■ Exercise instructions
Would you repeat the entries beneath, with nothing changed?

(Listed records)

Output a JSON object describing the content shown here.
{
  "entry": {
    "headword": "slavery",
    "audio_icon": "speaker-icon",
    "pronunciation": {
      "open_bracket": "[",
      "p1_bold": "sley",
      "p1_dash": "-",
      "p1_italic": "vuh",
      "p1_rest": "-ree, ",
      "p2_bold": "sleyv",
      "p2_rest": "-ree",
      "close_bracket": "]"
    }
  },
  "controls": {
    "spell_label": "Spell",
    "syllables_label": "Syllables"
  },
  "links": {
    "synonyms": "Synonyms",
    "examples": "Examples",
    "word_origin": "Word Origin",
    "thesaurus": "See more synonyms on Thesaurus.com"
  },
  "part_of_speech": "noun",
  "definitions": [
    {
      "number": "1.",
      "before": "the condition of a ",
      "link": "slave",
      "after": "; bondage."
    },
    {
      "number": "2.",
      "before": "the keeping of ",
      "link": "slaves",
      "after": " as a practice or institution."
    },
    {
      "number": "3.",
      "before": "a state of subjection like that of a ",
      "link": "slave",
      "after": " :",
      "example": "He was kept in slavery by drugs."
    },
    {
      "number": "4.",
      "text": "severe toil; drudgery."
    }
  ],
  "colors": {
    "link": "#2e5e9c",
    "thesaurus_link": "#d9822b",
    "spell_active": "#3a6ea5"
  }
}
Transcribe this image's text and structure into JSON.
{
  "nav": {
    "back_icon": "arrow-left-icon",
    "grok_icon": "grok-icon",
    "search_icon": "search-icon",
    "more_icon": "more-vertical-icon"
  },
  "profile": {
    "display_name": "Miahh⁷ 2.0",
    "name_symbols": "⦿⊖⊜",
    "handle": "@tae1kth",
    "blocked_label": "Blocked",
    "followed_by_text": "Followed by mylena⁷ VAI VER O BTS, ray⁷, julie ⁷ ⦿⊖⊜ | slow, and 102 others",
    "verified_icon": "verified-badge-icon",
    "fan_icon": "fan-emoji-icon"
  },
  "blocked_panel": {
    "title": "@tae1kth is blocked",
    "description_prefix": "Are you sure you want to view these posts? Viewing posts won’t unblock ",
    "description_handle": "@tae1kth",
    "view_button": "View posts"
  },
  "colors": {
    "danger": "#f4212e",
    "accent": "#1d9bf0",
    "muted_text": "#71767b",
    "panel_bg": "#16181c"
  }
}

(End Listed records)

■ Solution below
Output a JSON object describing the content shown here.
{
  "entry": {
    "headword": "slavery",
    "audio_icon": "speaker-icon",
    "pronunciation": {
      "open_bracket": "[",
      "p1_bold": "sley",
      "p1_dash": "-",
      "p1_italic": "vuh",
      "p1_rest": "-ree, ",
      "p2_bold": "sleyv",
      "p2_rest": "-ree",
      "close_bracket": "]"
    }
  },
  "controls": {
    "spell_label": "Spell",
    "syllables_label": "Syllables"
  },
  "links": {
    "synonyms": "Synonyms",
    "examples": "Examples",
    "word_origin": "Word Origin",
    "thesaurus": "See more synonyms on Thesaurus.com"
  },
  "part_of_speech": "noun",
  "definitions": [
    {
      "number": "1.",
      "before": "the condition of a ",
      "link": "slave",
      "after": "; bondage."
    },
    {
      "number": "2.",
      "before": "the keeping of ",
      "link": "slaves",
      "after": " as a practice or institution."
    },
    {
      "number": "3.",
      "before": "a state of subjection like that of a ",
      "link": "slave",
      "after": " :",
      "example": "He was kept in slavery by drugs."
    },
    {
      "number": "4.",
      "text": "severe toil; drudgery."
    }
  ],
  "colors": {
    "link": "#2e5e9c",
    "thesaurus_link": "#d9822b",
    "spell_active": "#3a6ea5"
  }
}
Transcribe this image's text and structure into JSON.
{
  "nav": {
    "back_icon": "arrow-left-icon",
    "grok_icon": "grok-icon",
    "search_icon": "search-icon",
    "more_icon": "more-vertical-icon"
  },
  "profile": {
    "display_name": "Miahh⁷ 2.0",
    "name_symbols": "⦿⊖⊜",
    "handle": "@tae1kth",
    "blocked_label": "Blocked",
    "followed_by_text": "Followed by mylena⁷ VAI VER O BTS, ray⁷, julie ⁷ ⦿⊖⊜ | slow, and 102 others",
    "verified_icon": "verified-badge-icon",
    "fan_icon": "fan-emoji-icon"
  },
  "blocked_panel": {
    "title": "@tae1kth is blocked",
    "description_prefix": "Are you sure you want to view these posts? Viewing posts won’t unblock ",
    "description_handle": "@tae1kth",
    "view_button": "View posts"
  },
  "colors": {
    "danger": "#f4212e",
    "accent": "#1d9bf0",
    "muted_text": "#71767b",
    "panel_bg": "#16181c"
  }
}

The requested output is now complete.